Virtualization allows for applications, operating systems, and networks to be operated in a logical “sandbox,” reducing the need for physical hardware. The host platform for virtualized resources can be located on-premises or provided by a cloud services operator, such as AWS, Microsoft Azure, or Google Cloud Platform.
These virtualized resources essentially function like physical resources, provided that they are provisioned with adequate CPU, RAM, storage, and networking resources to fit the intended use case. Some types of virtualized resources are known as containers which are virtualized applications which can be deployed in parallel to an operating system, allowing it to run multiple programs or services.
Virtualization enables the rapid provisioning of operating systems and applications, as well as superior fault tolerance and redundancy through the use of snapshots, which allow virtual systems to be restored to a prior working state. They can also be migrated between hosts (even while live) to better balance resource use or relocate virtual machines off an ailing host which needs maintenance work.

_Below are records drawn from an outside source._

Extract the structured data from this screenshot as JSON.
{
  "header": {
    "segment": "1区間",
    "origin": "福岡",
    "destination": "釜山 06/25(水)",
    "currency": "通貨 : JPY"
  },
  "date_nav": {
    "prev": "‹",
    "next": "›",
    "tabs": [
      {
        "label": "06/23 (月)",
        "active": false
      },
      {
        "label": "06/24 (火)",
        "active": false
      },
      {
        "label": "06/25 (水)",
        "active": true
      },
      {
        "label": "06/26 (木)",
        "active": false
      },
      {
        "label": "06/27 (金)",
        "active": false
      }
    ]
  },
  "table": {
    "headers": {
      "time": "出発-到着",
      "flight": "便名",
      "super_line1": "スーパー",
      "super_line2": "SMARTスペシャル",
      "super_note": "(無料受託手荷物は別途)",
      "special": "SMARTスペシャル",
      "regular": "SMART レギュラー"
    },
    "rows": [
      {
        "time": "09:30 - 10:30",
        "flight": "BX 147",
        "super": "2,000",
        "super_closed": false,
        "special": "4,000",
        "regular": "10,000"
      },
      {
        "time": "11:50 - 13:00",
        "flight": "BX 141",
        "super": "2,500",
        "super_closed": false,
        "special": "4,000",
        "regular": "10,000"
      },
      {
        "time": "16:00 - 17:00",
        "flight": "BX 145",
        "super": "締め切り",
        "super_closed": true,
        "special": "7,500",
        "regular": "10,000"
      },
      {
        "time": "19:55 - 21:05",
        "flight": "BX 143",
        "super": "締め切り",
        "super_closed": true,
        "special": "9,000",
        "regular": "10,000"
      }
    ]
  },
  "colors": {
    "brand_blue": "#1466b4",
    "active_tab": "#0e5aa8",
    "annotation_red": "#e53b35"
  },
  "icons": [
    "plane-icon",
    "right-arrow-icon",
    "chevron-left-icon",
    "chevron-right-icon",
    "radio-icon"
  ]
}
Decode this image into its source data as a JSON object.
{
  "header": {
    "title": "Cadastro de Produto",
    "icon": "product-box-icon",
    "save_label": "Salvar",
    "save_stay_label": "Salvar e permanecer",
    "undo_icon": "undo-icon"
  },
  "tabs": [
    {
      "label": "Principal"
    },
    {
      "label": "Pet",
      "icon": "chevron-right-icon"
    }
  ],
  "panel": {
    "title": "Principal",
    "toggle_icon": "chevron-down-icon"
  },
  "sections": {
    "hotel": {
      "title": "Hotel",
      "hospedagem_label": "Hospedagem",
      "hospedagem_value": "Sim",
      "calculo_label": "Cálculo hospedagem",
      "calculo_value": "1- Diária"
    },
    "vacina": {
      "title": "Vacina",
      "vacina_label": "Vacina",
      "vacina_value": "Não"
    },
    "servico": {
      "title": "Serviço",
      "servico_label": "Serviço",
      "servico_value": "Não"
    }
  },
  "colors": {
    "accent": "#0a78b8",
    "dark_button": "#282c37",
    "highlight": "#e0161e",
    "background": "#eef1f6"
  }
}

Virtual machines also permit IT professionals to test systems and programs with zero production impact, as temporary deployments allow for parallel infrastructure to be created for the duration of a test and destroyed immediately thereafter, without any impact on the operational production system.